Over the weekend, the military council announced as its vice president Lt. Gen. Mohamed Hamdan, known as Hemeti, a paramilitary commander who gained notoriety as the head of a militia that carried out a string of atrocities against civilians in Sudan’s western region of Darfur.
Saudi Arabia, seen as a powerful Gulf ally of General Hamdan, issued a statement voicing its approval of the choice. A day later, the Sudanese general was photographed exchanging a hearty handshake with the United States’ chargé d’affaires in Khartoum, Steven Koutsis.
The leader of the interim government, Lt. Gen. Abdel Fattah al-Burhan, also has close ties to Saudi Arabia, which provides Sudan with vital supplies of subsidized oil. General al-Burhan was, until recently, leading the contingent of Sudanese troops fighting in Yemen under the Saudi-led coalition.
If the members of the junta are well known in Sudan, the leaders of the demonstration outside their walls are not. Over three decades of harsh rule, Mr. al-Bashir outlawed, marginalized or co-opted many trade unions and civil society organizations. Critics were imprisoned or fled into exile; some died in torture cells.
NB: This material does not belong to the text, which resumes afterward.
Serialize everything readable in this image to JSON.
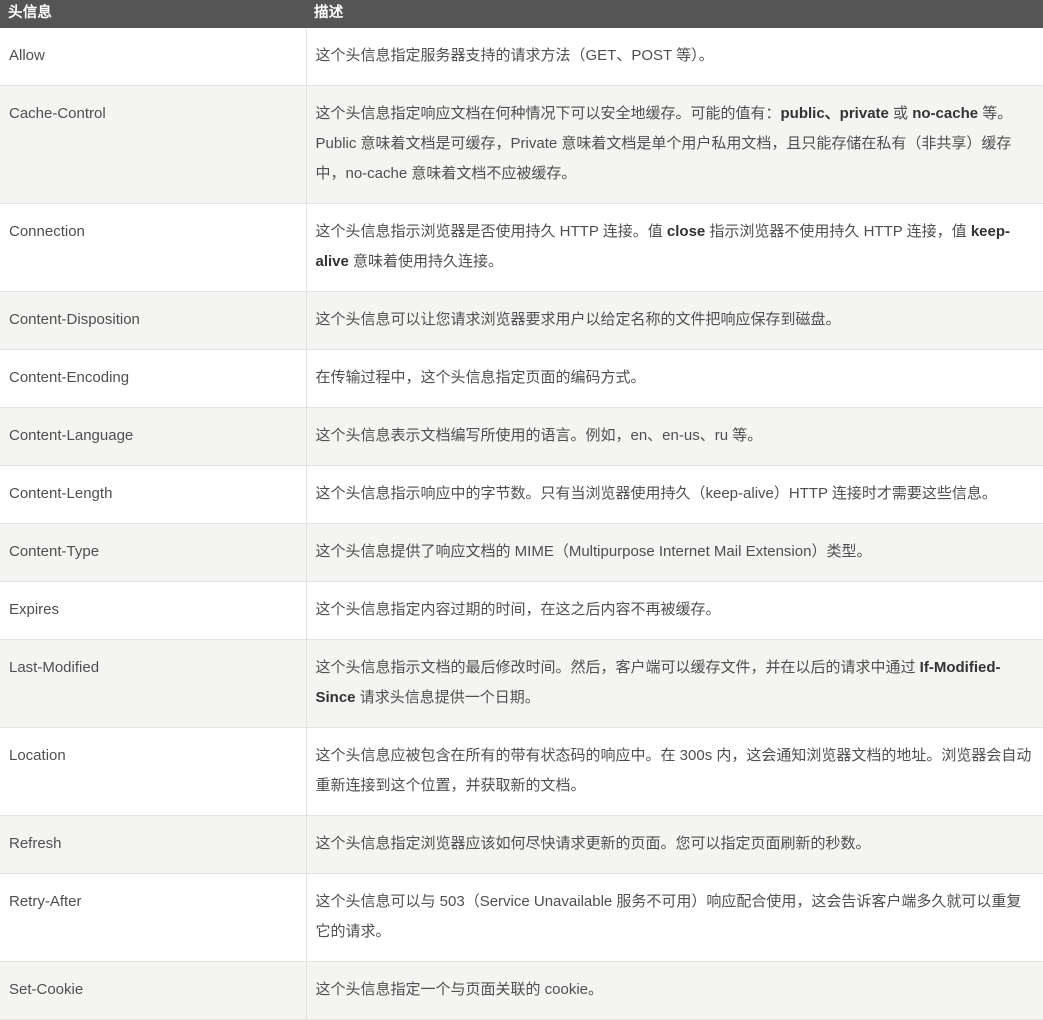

But the protest movement that ultimately forced Mr. al-Bashir to fall was led by a new group, the Sudanese Professionals Association, which was born of Sudan’s frustrated middle classes.
Led by doctors and engineers, the group of professionals harnessed the wave of fury that erupted during a protest over the soaring price of bread in December, and shaped it into a sustained mass movement.
The Sudanese Professionals Association helped forge a broad coalition that included activists from war-torn corners like Darfur, a committee of pharmacists and the “Forum of Sudanese Tweeters.” Yet its own leaders have, with few exceptions, remained secret to avoid arrest.
“They led us to freedom, but we don’t know anything about them,” said Musab Abdul-Nasser, 19, a commercial photographer and protester.
That veil of secrecy has gradually lifted in recent days, as the military and protesters have negotiated the shape of an interim government to steer the country until elections can take place.
The two sides disagree on the length of that transition period, but the military has agreed that civilians should run all ministries except the defense and the interior ministries.
The civilians want a longer transition period to give sufficient time for the country’s political culture, underdeveloped after years of autocracy, to mature so that the elections are a success. Egypt and Libya, arguably, were examples of countries where elections were held too quickly after a revolution, and ended up undermining democracy rather than strengthening it.
But the main sticking point is who would really be in charge — whether the military council would enjoy veto power, and therefore effective control, over a civilian prime minister.
The talks will also test the unity of the protesters. The military has excluded Islamist parties and Mr. al-Bashir’s political vehicle, the National Congress Party, from the talks. Rebel groups from Darfur and other outlying regions are also not represented.
The protesters need to come up with a unified position before the military outmaneuvers them, said Magdi el-Gizouli, a Sudan expert at the Rift Valley Institute, a research center.
“There is now an explosion of political activity in Khartoum,” said Mr. el-Gizouli. “But the window may not be open for long. The protesters need to figure out what they want to gain from it, before it closes on them.”
The Sudanese people are well aware of how past mass protest movements have been derailed, such as in Egypt in 2011, said Abdel Mitaal Girshab of the Regional Center for Training and Development of Civil Society in Sudan.
This time, the protesters are determined to achieve a different outcome.
“We saw what happened,” he said, “and we think we will be able to avoid repeating it again.”